- [WHAT THE EXERCISE ASKS] Find and return every line of the data that contains the word "title".

*** Opening DATA TO USE ***

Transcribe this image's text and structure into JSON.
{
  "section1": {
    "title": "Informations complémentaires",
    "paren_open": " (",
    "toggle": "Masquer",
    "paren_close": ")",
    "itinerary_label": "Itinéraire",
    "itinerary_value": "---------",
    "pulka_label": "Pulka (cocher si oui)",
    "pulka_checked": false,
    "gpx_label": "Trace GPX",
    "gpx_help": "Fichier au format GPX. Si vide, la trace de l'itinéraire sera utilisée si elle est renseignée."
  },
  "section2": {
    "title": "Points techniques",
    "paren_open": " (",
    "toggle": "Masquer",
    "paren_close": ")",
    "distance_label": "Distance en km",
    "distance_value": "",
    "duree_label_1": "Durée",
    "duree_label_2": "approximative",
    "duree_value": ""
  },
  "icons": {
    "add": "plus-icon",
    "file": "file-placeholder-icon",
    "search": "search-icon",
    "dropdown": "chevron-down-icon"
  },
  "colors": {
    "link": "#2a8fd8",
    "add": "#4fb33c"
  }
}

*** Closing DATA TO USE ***

- [RESPONSE BOX]
    "title": "Informations complémentaires",
    "title": "Points techniques",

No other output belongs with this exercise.